Constipation-predominant irritable bowel syndrome (IBS-C) is a condition characterized by chronic constipation with associated abdominal pain. It is a subtype of irritable bowel syndrome (IBS), and approximately one-third of people who have IBS manifest the IBS-C type.
IBS-C is one if the functional gastrointestinal disorders (FGD), which are gastrointestinal (GI) disorders that produce signs and symptoms without an identifiable cause despite standard diagnostic testing. These disorders can cause significant distress. Lifestyle modifications and medication may reduce the symptoms.
The predominant symptoms of IBS-C are frequent constipation accompanied by pain when having a bowel movement.
It is normal to have one or two bowels movements per day, but it is also normal to have less than one per day. Generally speaking, characteristics that denote constipation include:
Having fewer than three bowel movements in a week
Lumpy or hard stools
The need to strain during a bowel movement
The Rome IV criteria define FGD based on specific signs and symptoms. According to the Rome IV criteria, IBS-C is specifically defined as a condition in which:
Constipation associated with pain occurs at least three days per month.
Symptoms have persisted over the past three months.
At least 25 percent of stools can be described as hard and less than 25 percent of stools described as soft.
Treatment for IBS-C includes dietary and lifestyle modifications, over-the-counter laxatives, and prescription medications.
Diet and lifestyle: Your doctor may recommend that you slowly increase the amount of fiber in your diet to promote more regular bowel movements.
Laxatives: Over-the-counter laxatives such as Miralax or lactulose may help your constipation.
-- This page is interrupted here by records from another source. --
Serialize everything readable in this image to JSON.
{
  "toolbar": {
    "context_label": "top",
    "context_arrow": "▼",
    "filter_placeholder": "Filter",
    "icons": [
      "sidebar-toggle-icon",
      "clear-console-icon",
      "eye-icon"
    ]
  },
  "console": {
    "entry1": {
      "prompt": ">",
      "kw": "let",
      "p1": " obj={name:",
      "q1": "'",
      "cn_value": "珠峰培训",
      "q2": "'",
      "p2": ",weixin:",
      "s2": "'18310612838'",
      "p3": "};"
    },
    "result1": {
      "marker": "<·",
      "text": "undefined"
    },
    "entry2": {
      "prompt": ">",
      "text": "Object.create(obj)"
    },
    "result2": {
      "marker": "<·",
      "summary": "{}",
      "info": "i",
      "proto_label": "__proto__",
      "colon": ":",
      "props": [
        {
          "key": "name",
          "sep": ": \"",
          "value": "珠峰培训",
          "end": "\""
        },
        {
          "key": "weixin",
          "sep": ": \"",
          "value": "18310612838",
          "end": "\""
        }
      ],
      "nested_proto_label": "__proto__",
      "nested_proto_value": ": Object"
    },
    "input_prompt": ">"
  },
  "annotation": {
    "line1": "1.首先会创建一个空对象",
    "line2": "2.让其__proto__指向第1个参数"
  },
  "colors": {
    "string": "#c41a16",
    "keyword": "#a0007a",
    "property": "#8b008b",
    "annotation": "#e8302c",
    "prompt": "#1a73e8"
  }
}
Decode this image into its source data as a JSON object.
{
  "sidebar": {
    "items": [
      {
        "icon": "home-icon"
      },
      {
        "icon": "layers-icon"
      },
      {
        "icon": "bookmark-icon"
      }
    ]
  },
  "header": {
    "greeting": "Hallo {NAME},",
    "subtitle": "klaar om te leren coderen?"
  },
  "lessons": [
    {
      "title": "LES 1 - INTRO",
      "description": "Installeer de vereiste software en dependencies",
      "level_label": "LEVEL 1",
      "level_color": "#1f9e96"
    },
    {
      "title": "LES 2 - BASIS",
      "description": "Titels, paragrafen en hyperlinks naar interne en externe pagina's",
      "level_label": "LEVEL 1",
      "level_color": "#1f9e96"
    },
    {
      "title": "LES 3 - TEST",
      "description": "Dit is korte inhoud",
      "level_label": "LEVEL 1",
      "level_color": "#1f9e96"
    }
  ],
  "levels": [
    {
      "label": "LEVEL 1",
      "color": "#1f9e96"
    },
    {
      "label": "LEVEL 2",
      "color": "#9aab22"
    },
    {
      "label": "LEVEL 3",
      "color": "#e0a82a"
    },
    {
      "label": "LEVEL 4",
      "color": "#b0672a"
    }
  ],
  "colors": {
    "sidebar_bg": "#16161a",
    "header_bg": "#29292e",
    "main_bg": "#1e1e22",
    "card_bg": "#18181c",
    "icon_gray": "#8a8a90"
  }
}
Use only as directed and based on the advice of your doctor, as laxative overuse can cause serious side effects.
Amitiza (lubiprostone): A prescription medication that is FDA approved for treatment of IBS-C, lubiprostone increases fluid secretion in the intestines.
Medications used for IBS: Antidepressants may have an effect on the nerves of the GI system, and antispasmodics can relax the muscles within it. These medications are not formally indicated for the treatment of IBS, but they are frequently prescribed to reduce the symptoms of IBS.
Behavioral interventions: Cognitive behavioral therapy may be recommended for treatment of IBS. If dyssynergic defecation is a contributing factor to your IBS-C symptoms